GAZA WARUN Halves Its Estimate of Women and Children Killed in Gaza

By Elliott Abrams

Published 13 May 2024

Between May 6 and May 8, the UN cut in half its estimates of the number of women and children killed in Gaza. The estimates were based on Hamas numbers and are a reminder that all fatality estimates coming from that source are unreliable.

From the beginning of the Gaza war on October 7th, almost every statement about Palestinian fatalities has been based on Hamas numbers. The “Gaza Ministry of Health” or the “Government Media Office” are the usual sources, as if those words meant anything other than Hamas.

The UN claimed 23,084 dead by January 7. On February 29, NPR said more than 30,000 had been killed. Wikipedia says “As of May 8….over 34,2623 have been killed, 70% of them are  women and minors.” Time Magazine carried an article by a professor at the Columbia University School of Public Health on March 15 that claimed more than 30,000 were dead and said “Actually, the numbers are likely conservative. The science is extremely clear.” President Biden has used the 30,0000 figure himself, in his State of the Union speech.

It has become increasingly clear that these numbers represent Hamas propaganda. The best analysis was done by Prof. Abraham Wyner of the Wharton School at Penn, in an article in Tablet Magazine. He demonstrates conclusively that “The numbers are not real. That much is obvious to anyone who understands how naturally occurring numbers work. The casualties are not overwhelmingly women and children….”

But all of a sudden the UN Office for Coordination of Humanitarian Activities (OCHA), revised its figures. The Jerusalem Post reported the story on May 11:

On May 6, the UN published data showing that 34,735 people had reportedly been killed in Gaza, including over 9,500 women and over 14,500 children. On May 8, the UN published data showing 34,844 people had reportedly been killed, including 4,959 women and 7,797 children.

OCHA did not explain its actions but the Foundation for the Defense of Democracies did:

The UN attributed its original, higher figures to the Hamas-controlled Government Media Office (GMO) in Gaza, whose figures OCHA has cited continually for the past two months. The UN gave no source for the lower figures in its May 8 update, but the figures precisely match those in a May 2 report from a different Hamas-controlled organization, the Gaza Ministry of Health.

As David Adesnik of the Foundation for the Defense of Democracies noted, “This change may signal that the UN has finally recognized the lack of evidence behind Hamas’s original claims that more than 14,000 children and 9,000 women have been killed in Gaza.

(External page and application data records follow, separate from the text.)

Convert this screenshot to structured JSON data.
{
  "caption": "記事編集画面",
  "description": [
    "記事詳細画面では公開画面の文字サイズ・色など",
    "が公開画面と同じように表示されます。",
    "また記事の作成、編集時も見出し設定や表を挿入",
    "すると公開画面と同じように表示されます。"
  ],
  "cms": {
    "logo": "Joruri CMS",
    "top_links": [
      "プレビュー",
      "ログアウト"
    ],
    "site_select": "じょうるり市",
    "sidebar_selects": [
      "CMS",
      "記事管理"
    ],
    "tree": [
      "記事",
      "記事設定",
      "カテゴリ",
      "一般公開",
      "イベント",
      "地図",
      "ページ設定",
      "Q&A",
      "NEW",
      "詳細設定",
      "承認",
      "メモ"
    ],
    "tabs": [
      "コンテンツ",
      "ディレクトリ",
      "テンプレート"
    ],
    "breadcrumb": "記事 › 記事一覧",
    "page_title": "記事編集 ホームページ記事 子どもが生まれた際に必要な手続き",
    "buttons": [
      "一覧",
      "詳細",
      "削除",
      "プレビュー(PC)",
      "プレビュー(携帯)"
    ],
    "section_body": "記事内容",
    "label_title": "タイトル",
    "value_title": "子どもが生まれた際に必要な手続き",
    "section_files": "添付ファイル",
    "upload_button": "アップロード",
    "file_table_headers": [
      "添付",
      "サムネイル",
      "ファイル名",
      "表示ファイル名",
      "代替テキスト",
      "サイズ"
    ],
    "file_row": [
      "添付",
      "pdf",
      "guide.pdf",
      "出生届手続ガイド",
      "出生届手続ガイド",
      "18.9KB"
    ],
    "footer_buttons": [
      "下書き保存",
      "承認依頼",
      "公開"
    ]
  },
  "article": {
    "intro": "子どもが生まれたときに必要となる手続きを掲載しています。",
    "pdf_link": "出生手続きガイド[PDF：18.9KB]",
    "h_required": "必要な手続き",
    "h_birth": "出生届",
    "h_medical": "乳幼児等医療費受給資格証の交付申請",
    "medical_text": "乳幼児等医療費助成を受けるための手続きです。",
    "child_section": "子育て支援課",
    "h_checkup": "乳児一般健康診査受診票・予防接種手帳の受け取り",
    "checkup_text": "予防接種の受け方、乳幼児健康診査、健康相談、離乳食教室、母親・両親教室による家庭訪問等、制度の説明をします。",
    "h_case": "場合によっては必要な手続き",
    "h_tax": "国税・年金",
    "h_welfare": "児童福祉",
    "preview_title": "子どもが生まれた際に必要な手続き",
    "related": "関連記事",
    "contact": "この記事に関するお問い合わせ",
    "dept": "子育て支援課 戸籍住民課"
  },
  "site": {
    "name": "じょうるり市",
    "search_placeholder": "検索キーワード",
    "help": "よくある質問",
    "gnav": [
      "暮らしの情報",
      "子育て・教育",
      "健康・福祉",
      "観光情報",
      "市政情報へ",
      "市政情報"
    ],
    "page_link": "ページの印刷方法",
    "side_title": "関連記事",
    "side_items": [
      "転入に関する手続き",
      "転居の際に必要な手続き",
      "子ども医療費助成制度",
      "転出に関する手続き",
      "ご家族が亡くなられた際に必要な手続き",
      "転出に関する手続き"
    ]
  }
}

If so, the UN should state clearly that it has lost confidence in sources whose credibility it has affirmed for months.” But of course, who is to say that the new and lower numbers from Hamas are credible? And why accept the totals of over 34,000, when Hamas has acknowledged that it cannot identify and provide names for 10,000 of those? 

The Hamas figures are not credible, and if OCHA has finally recognized this it is a positive step. But it ought to be acknowledged openly, not slipped into a longer report. OCHA is still using Hamas figures (ie, those of the Gaza Ministry of Health) in giving total numbers for those killed, and should reflect on whether those numbers are any more reliable when they emerge from the same source: Hamas.

It is obvious that this war is a calamity for Gaza civilians and that thousands are dead and more are wounded. Hamas planned the war this way, placing its military resources in homes, schools, mosques, and hospitals and thus ensuring that once it started a war civilians would suffer greatly. Its gigantic tunnel network is meant to protect its fighters, not one single civilian. And civilian suffering, including homelessness, is very great.

Hamas wants the world to believe that the main casualties and fatalities have been women and children, an argument almost universally accepted until very recently. Now even the UN, or one part of the UN, silently acknowledges that it blindly accepted Hamas numbers meant to mislead. Others who accepted the Hamas propaganda should do likewise, and all have an obligation to come clean—not least the media in the United States and elsewhere.

I await the stories in The New York TimesWashington Post, and NPR reporting on this, but the wait may be a long one.

Elliott Abrams is Senior Fellow for Middle Eastern Studies at CFRThis article is published courtesy of the Council on Foreign Relations (CFR).